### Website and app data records
---
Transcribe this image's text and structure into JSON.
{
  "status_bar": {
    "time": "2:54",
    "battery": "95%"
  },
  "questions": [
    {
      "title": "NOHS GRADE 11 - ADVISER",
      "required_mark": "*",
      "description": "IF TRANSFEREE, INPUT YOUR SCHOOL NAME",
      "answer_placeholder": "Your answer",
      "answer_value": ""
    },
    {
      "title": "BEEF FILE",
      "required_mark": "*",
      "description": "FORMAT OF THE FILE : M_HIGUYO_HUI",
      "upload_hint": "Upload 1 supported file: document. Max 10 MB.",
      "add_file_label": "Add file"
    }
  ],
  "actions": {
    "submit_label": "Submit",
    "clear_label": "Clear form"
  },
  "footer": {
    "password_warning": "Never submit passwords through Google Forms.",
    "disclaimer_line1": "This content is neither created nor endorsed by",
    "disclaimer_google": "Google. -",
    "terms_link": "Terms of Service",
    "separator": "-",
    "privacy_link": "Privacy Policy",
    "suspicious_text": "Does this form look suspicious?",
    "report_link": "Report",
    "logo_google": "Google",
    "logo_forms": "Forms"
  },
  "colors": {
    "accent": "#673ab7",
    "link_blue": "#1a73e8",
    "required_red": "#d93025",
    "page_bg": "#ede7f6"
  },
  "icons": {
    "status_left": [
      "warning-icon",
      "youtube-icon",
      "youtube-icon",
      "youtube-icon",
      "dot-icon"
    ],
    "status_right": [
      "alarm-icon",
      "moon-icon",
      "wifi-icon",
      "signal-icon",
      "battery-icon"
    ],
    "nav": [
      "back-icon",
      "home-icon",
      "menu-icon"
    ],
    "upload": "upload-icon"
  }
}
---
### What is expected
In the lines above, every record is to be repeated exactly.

### Your response
Transcribe this image's text and structure into JSON.
{
  "status_bar": {
    "time": "2:54",
    "battery": "95%"
  },
  "questions": [
    {
      "title": "NOHS GRADE 11 - ADVISER",
      "required_mark": "*",
      "description": "IF TRANSFEREE, INPUT YOUR SCHOOL NAME",
      "answer_placeholder": "Your answer",
      "answer_value": ""
    },
    {
      "title": "BEEF FILE",
      "required_mark": "*",
      "description": "FORMAT OF THE FILE : M_HIGUYO_HUI",
      "upload_hint": "Upload 1 supported file: document. Max 10 MB.",
      "add_file_label": "Add file"
    }
  ],
  "actions": {
    "submit_label": "Submit",
    "clear_label": "Clear form"
  },
  "footer": {
    "password_warning": "Never submit passwords through Google Forms.",
    "disclaimer_line1": "This content is neither created nor endorsed by",
    "disclaimer_google": "Google. -",
    "terms_link": "Terms of Service",
    "separator": "-",
    "privacy_link": "Privacy Policy",
    "suspicious_text": "Does this form look suspicious?",
    "report_link": "Report",
    "logo_google": "Google",
    "logo_forms": "Forms"
  },
  "colors": {
    "accent": "#673ab7",
    "link_blue": "#1a73e8",
    "required_red": "#d93025",
    "page_bg": "#ede7f6"
  },
  "icons": {
    "status_left": [
      "warning-icon",
      "youtube-icon",
      "youtube-icon",
      "youtube-icon",
      "dot-icon"
    ],
    "status_right": [
      "alarm-icon",
      "moon-icon",
      "wifi-icon",
      "signal-icon",
      "battery-icon"
    ],
    "nav": [
      "back-icon",
      "home-icon",
      "menu-icon"
    ],
    "upload": "upload-icon"
  }
}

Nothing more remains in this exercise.